Mundus shares the view, already being expressed in global media, that Russia’s war on Ukraine will have far-reaching implications on European, and likely, global policy. For a start, the argument that Russia can be contained by engagement mixed with a vague notion that Europe is rebuilding its military capability is discredited. Unless the war ends quickly, and with Vladamir Putin dethroned, Sweden, like other European nations, must rearm itself. The NATO-option will remain there, and Sweden may choose to exercise it. But this is more likely if the conservative side of politics wins the forthcoming election than if the Social Democrats are returned to power. But the NATO-option is somewhat beside the point, as Sweden has already spent several years investing in building up its defence partnerships with Finland, the other Nordic countries, the UK and NATO. Inevitably these will be deepened.
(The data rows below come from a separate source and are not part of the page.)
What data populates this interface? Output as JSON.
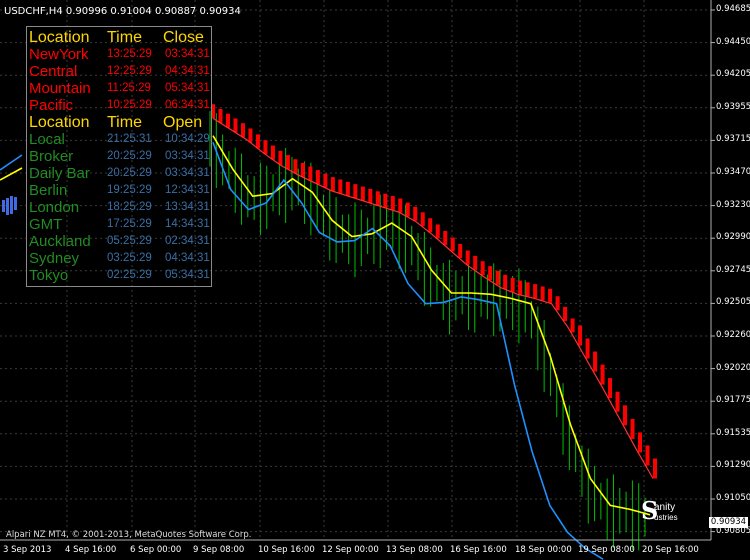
{
  "chart_header": {
    "symbol": "USDCHF,H4",
    "ohlc": "0.90996 0.91004 0.90887 0.90934"
  },
  "copyright": "Alpari NZ MT4, © 2001-2013, MetaQuotes Software Corp.",
  "current_price": "0.90934",
  "logo": {
    "mark": "S",
    "line1": "anity",
    "line2": "ustries"
  },
  "sessions_panel": {
    "close_header": {
      "col1": "Location",
      "col2": "Time",
      "col3": "Close"
    },
    "close_rows": [
      {
        "name": "NewYork",
        "time": "13:25:29",
        "countdown": "03:34:31",
        "color": "#ff0000"
      },
      {
        "name": "Central",
        "time": "12:25:29",
        "countdown": "04:34:31",
        "color": "#ff0000"
      },
      {
        "name": "Mountain",
        "time": "11:25:29",
        "countdown": "05:34:31",
        "color": "#ff0000"
      },
      {
        "name": "Pacific",
        "time": "10:25:29",
        "countdown": "06:34:31",
        "color": "#ff0000"
      }
    ],
    "open_header": {
      "col1": "Location",
      "col2": "Time",
      "col3": "Open"
    },
    "open_rows": [
      {
        "name": "Local",
        "time": "21:25:31",
        "countdown": "10:34:29",
        "color": "#228b22"
      },
      {
        "name": "Broker",
        "time": "20:25:29",
        "countdown": "03:34:31",
        "color": "#228b22"
      },
      {
        "name": "Daily Bar",
        "time": "20:25:29",
        "countdown": "03:34:31",
        "color": "#228b22"
      },
      {
        "name": "Berlin",
        "time": "19:25:29",
        "countdown": "12:34:31",
        "color": "#228b22"
      },
      {
        "name": "London",
        "time": "18:25:29",
        "countdown": "13:34:31",
        "color": "#228b22"
      },
      {
        "name": "GMT",
        "time": "17:25:29",
        "countdown": "14:34:31",
        "color": "#228b22"
      },
      {
        "name": "Auckland",
        "time": "05:25:29",
        "countdown": "02:34:31",
        "color": "#228b22"
      },
      {
        "name": "Sydney",
        "time": "03:25:29",
        "countdown": "04:34:31",
        "color": "#228b22"
      },
      {
        "name": "Tokyo",
        "time": "02:25:29",
        "countdown": "05:34:31",
        "color": "#228b22"
      }
    ],
    "header_color": "#ffd700",
    "time_color_close": "#ff0000",
    "time_color_open": "#3a6ea5"
  },
  "chart_data": {
    "type": "line",
    "title": "",
    "y_axis_labels": [
      "0.94685",
      "0.94450",
      "0.94205",
      "0.93955",
      "0.93715",
      "0.93470",
      "0.93230",
      "0.92990",
      "0.92745",
      "0.92505",
      "0.92260",
      "0.92020",
      "0.91775",
      "0.91535",
      "0.91290",
      "0.91050",
      "0.90805"
    ],
    "x_axis_labels": [
      "3 Sep 2013",
      "4 Sep 16:00",
      "6 Sep 00:00",
      "9 Sep 08:00",
      "10 Sep 16:00",
      "12 Sep 00:00",
      "13 Sep 08:00",
      "16 Sep 16:00",
      "18 Sep 00:00",
      "19 Sep 08:00",
      "20 Sep 16:00"
    ],
    "ylim": [
      0.907,
      0.947
    ],
    "grid": true,
    "colors": {
      "bar": "#00c000",
      "red_line": "#ff3030",
      "red_marks": "#ff0000",
      "yellow_line": "#ffff00",
      "blue_line": "#1e90ff",
      "grid": "#3a3a3a"
    },
    "series": [
      {
        "values": [
          0.9388,
          0.938,
          0.9372,
          0.9362,
          0.9353,
          0.9346,
          0.934,
          0.9334,
          0.933,
          0.9326,
          0.9322,
          0.9318,
          0.9311,
          0.9301,
          0.929,
          0.9279,
          0.927,
          0.9262,
          0.9257,
          0.9254,
          0.925,
          0.9232,
          0.921,
          0.9188,
          0.9165,
          0.9142,
          0.912
        ]
      },
      {
        "values": [
          0.9375,
          0.935,
          0.933,
          0.9332,
          0.9343,
          0.9333,
          0.9312,
          0.93,
          0.9302,
          0.931,
          0.93,
          0.9275,
          0.9258,
          0.9258,
          0.9257,
          0.9254,
          0.925,
          0.921,
          0.916,
          0.912,
          0.91,
          0.9097,
          0.9093
        ]
      },
      {
        "values": [
          0.937,
          0.9335,
          0.932,
          0.9325,
          0.9342,
          0.9325,
          0.9303,
          0.9296,
          0.9297,
          0.9306,
          0.9293,
          0.9265,
          0.925,
          0.9251,
          0.9255,
          0.9253,
          0.925,
          0.919,
          0.914,
          0.91,
          0.908,
          0.9068,
          0.906
        ]
      }
    ]
  }
}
The other immediate conclusion is that the Ukraine war will lead to a doubling-down on renewables. In the aftermath of the Second World War, Winston Churchill is reputedly responsible for the phrase, “never let a good crisis go to waste.” He wasn’t alone in this sort of thinking, with Jean Monnet, a founding father of the European Union, arguing that “Europe will be forged in crisis, and will be the sum of the solutions adopted for those crises.” Nowhere will this be more obviously applied than when it comes to climate action, and specifically renewable energy. The rallying cry from the pandemic was to “Build Back Better”, a mantra which led to the European Green Deal, and Fit for 55 [% reduction of GHG by 2030]. And even before the invasion, Chancellor Scholtz had committed Germany to a dramatic increase in its pace of change. But many argued that natural gas was a necessary evil en route to this greener future, and Russia’s gas was therefore the solution to the greater evil of coal.

Now, with Russian gas obviously linked to an economic system that sustains Russia, Putin and his oligarchs, Europe will likely double-down again on renewables policy, forcing out gas in a massive push towards renewables and carbon neutrality (with nuclear energy another possible beneficiary). How exactly this will happen is unclear. It will be tremendously disruptive, which is why it hasn’t happened so far. But with war of far greater consequence than economic efficiency, and with Germany’s new government already committed to such a path, we expect this to begin quickly.

Although such a transition will cause challenges, Sweden is poised to be a winner. Not only does it use very little gas that it would need to wean itself from, but it has already spent several years investing in technology development and capacity building to position itself for green industrialisation. Its engineering companies are well-prepared to be amongst the champions in helping Europe decarbonise.

That is as it seems today. But with events moving quickly, the situation may be quite different by next month, when we report again. 

Until then, stay safe.